- Call or email your Representative’s office and ask for a meeting. You can say: I am a constituent who is very concerned about provisions in HR 3717, the “Helping Families in Mental Health Crisis Act of 2013.” I would like to meet with the Representative as quickly as possible to discuss this problematic legislation. If it’s not possible to meet directly with the Congressperson, I would very much like to meet with their Health Aide or Legislative Assistant. Thank you for your consideration of my request.
- Be prepared to discuss the issues briefly, and add detail as time allows. A meeting with your Representative or their staff may be as short as fifteen minutes, or as long as an hour.
- Practice what you will say. Rehearsing in advance with a friend can be helpful if you’re feeling nervous going into a meeting.
- Research your Representative’s areas of interest, and strategize on how you can connect our issues with the things they care about.
- After the meeting, be sure to thank the person you met with, and send them additional documentation to support your positions.
- Contact the National Coalition for Mental Health Recovery and let us know how it’s going. It’s been exciting to hear hopeful stories about efforts going on all around the country to fight this destructive bill and to build community.
- Comment on this blog or contact me here to send me examples of what you would like to see in your community instead of IOC and coercive, traumatizing interventions. Tell me about the specific kinds of supports you or loved ones have found helpful, and what you would like to see more of.
Do What Energizes You
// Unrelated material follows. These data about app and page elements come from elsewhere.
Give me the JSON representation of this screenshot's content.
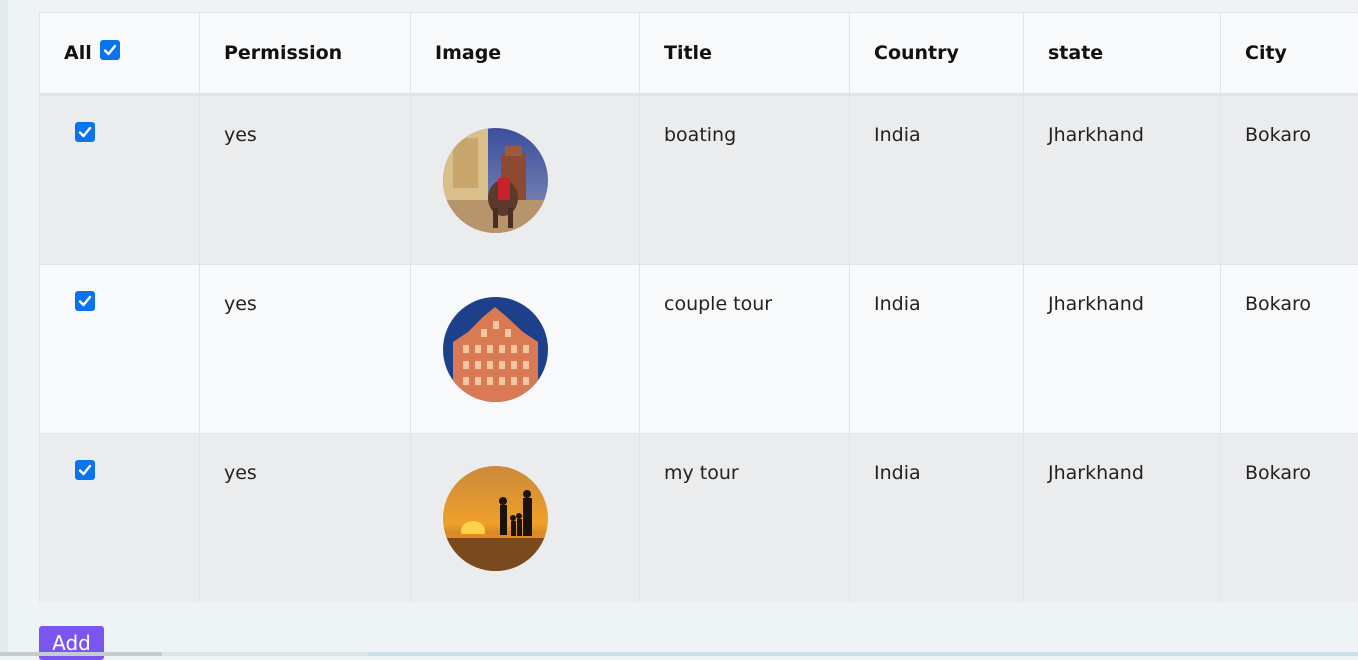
{
  "table": {
    "headers": {
      "all": "All",
      "permission": "Permission",
      "image": "Image",
      "title": "Title",
      "country": "Country",
      "state": "state",
      "city": "City"
    },
    "all_checked": true,
    "rows": [
      {
        "checked": true,
        "permission": "yes",
        "image": "amber-fort-elephant-photo",
        "title": "boating",
        "country": "India",
        "state": "Jharkhand",
        "city": "Bokaro"
      },
      {
        "checked": true,
        "permission": "yes",
        "image": "hawa-mahal-palace-photo",
        "title": "couple tour",
        "country": "India",
        "state": "Jharkhand",
        "city": "Bokaro"
      },
      {
        "checked": true,
        "permission": "yes",
        "image": "sunset-beach-family-photo",
        "title": "my tour",
        "country": "India",
        "state": "Jharkhand",
        "city": "Bokaro"
      }
    ]
  },
  "add_button": {
    "label": "Add"
  },
  "colors": {
    "checkbox": "#0a74ec",
    "add_button": "#7b55f0",
    "row_odd": "#ebecee",
    "row_even": "#f7f9fb"
  }
}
Legislative advocacy is not everyone’s cup of tea, and while I am encouraging folks to get into it, I don’t dare suggest that this is the only way we can or should work for social change and social justice. As Bruce Levine says, “if the ultimate goal is a more democratic society, then we should respect that each among us needs to do what builds our self-respect the most.” Media advocacy and letters to the editor are always needed. “Being the media” and creating and sharing our own blogs, podcasts, and videos are equally valuable pursuits. Nonviolent direct action is also very much necessary at this time. We need marches and rallies and events and teach-ins to be happening everywhere in opposition to this frightening legislation and all that it represents.
We also can be right now creating the world we want to see. We do not need to wait for social change to be funded or legislated. Isolated and seeking support in your area? Build community. Start a cooperative to provide peer-to-peer support and support for struggling families in your community. Start a local dialogue on trauma, social inequality, and the real causes of violence and suicide. Frustrated at the lack of real community-based alternatives for people in crisis in your area? Find out who else in your local networks might also care about creating viable alternatives, and get the conversation started as to how to make it happen. Start a babysitting co-op so parents of young children can more easily spend some time on social justice and grassroots organizing. These are just a few examples; the possibilities are endless.
The idea is to dream up how we can take back our power, as individuals and communities. In this way, we attain power together—control over how we determine our own lives, and the collective will to solve our collective problems.
* * * * *